**Try it:**
Wherever a line in the data holds the word "NoRiskRideCodeHandlerImpl", pull that line out.

**Data entries:**

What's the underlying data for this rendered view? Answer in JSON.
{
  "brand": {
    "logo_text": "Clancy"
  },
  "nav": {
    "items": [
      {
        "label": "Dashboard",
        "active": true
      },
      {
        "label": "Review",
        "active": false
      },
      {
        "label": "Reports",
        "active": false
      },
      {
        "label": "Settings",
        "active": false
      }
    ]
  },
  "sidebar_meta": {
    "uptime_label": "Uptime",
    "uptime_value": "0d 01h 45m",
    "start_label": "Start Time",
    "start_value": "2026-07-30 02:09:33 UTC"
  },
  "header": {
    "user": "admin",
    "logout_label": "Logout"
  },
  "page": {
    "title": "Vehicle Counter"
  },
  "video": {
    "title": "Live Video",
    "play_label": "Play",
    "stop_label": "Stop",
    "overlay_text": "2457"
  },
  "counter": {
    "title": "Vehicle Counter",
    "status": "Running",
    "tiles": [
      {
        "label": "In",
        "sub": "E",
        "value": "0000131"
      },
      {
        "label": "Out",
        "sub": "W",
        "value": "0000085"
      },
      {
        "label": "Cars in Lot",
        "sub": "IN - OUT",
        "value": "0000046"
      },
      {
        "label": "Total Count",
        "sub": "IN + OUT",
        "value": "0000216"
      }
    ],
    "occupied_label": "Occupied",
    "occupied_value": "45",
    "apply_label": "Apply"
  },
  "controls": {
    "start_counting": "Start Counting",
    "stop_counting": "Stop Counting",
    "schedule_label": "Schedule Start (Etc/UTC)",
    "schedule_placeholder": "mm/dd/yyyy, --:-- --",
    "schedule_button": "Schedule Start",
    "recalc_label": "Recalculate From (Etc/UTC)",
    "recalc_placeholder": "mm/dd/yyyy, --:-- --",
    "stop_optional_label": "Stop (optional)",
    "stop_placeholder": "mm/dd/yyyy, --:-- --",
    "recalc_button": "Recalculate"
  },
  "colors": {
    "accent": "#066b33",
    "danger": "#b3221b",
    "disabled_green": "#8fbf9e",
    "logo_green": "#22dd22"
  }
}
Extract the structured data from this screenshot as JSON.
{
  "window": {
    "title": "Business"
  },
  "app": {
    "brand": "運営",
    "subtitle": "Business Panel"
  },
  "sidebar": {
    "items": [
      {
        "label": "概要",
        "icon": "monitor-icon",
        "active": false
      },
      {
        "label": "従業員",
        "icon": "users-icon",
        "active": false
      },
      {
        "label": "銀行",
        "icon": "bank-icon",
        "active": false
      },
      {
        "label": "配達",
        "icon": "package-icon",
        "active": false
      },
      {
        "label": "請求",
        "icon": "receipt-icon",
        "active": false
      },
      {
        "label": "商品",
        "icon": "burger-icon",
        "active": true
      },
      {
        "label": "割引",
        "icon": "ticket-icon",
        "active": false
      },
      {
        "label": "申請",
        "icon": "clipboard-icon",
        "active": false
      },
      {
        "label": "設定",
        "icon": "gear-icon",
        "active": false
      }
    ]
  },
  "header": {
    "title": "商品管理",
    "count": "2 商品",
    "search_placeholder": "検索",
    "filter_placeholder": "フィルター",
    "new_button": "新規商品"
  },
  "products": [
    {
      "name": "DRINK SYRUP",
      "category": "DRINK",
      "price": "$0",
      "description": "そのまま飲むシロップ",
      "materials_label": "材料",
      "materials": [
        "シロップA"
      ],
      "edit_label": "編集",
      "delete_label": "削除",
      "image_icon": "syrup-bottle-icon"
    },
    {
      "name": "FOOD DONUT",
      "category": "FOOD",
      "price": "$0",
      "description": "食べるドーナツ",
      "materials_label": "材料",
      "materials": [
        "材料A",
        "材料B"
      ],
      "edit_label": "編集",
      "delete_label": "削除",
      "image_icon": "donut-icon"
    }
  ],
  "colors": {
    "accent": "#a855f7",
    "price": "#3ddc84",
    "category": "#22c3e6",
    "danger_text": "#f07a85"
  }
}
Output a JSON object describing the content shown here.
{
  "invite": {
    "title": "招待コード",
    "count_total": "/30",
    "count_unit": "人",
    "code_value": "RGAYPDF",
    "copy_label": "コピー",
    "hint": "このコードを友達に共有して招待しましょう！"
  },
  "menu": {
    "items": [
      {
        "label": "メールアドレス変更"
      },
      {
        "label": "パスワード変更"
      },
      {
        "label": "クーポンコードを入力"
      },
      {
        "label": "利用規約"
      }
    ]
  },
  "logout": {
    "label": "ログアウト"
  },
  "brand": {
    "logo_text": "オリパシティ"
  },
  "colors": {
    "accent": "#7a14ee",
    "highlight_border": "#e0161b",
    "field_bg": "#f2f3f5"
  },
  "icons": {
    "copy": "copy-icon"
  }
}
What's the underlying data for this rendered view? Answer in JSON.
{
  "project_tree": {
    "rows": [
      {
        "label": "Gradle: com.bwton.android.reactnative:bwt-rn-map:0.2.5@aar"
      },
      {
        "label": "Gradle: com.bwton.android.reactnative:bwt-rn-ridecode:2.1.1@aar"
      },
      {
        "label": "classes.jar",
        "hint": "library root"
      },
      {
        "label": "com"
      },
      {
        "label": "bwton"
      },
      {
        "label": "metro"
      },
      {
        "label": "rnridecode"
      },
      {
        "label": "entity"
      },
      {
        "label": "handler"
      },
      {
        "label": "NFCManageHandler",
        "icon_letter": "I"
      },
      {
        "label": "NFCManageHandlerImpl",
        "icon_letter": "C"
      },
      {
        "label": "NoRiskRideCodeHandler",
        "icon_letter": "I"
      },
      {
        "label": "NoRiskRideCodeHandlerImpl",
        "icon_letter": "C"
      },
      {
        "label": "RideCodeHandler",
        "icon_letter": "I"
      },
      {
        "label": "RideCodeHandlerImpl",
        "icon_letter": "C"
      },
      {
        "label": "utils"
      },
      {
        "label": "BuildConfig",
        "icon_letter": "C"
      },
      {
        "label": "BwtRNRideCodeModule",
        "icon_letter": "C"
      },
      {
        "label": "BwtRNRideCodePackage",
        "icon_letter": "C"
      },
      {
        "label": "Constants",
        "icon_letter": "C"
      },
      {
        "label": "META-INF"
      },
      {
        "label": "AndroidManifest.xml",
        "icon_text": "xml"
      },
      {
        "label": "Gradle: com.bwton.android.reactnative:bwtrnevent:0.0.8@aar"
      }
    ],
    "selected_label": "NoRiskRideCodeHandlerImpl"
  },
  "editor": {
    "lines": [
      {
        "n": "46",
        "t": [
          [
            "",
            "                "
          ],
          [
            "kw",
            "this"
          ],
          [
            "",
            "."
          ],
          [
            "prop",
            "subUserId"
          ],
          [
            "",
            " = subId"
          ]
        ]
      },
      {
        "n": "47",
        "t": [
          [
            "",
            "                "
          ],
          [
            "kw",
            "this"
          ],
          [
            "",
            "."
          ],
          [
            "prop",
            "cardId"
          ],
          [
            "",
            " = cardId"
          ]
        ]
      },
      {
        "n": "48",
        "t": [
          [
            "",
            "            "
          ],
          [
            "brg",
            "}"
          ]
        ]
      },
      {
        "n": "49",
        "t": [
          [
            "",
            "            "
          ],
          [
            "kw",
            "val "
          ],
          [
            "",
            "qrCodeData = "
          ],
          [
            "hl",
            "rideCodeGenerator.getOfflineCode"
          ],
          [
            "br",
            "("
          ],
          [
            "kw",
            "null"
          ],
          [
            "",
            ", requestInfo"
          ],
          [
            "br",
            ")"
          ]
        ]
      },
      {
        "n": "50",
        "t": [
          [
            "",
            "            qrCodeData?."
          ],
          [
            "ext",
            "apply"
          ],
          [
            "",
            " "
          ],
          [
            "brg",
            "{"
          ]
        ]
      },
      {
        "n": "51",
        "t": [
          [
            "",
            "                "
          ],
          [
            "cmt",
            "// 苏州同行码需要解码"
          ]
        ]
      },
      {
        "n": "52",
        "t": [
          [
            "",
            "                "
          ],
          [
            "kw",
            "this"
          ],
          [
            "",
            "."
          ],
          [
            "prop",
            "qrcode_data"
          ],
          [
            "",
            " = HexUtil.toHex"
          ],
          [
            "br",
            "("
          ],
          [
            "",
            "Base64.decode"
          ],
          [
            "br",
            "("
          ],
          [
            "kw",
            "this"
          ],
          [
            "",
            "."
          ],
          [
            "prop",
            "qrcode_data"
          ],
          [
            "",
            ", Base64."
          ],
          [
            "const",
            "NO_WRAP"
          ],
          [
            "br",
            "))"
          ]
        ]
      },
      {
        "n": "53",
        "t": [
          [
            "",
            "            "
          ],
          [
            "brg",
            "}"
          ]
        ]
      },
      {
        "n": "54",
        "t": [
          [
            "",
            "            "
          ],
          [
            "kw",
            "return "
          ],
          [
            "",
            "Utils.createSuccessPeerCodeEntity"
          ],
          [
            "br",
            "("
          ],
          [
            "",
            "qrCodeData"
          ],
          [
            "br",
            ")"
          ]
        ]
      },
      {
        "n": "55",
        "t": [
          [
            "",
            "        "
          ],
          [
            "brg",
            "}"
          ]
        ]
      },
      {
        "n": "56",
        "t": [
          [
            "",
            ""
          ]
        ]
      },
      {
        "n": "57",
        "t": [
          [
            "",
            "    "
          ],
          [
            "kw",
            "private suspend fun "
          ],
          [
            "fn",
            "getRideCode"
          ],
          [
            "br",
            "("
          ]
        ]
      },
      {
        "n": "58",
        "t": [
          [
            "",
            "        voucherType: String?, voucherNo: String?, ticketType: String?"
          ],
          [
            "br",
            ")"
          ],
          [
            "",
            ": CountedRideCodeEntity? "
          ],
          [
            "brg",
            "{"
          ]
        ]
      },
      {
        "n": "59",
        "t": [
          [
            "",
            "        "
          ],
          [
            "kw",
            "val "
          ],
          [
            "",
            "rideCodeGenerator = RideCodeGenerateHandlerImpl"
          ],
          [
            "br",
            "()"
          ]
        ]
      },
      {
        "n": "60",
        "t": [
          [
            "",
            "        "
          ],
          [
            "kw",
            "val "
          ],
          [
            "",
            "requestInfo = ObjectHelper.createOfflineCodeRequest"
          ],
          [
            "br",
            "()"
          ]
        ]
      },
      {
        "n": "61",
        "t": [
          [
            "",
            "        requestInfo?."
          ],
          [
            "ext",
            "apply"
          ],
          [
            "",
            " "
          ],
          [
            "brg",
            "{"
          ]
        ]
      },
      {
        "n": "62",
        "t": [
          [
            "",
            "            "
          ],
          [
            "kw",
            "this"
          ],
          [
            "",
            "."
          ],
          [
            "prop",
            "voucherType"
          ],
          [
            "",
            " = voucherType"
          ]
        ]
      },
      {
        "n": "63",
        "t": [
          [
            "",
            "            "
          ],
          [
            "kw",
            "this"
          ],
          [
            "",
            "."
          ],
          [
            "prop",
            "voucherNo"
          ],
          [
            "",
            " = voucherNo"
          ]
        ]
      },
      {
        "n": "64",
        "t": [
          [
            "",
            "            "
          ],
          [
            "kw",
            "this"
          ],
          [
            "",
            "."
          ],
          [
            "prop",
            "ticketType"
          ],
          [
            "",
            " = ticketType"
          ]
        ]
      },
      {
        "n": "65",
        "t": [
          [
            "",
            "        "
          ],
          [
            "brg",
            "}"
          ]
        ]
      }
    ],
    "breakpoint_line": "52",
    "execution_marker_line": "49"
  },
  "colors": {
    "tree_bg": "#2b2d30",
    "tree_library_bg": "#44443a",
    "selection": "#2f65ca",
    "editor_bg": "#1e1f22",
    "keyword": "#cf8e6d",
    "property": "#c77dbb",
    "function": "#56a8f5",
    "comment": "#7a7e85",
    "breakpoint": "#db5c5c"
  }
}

**Completed exercise:**
        "label": "NoRiskRideCodeHandlerImpl",
    "selected_label": "NoRiskRideCodeHandlerImpl"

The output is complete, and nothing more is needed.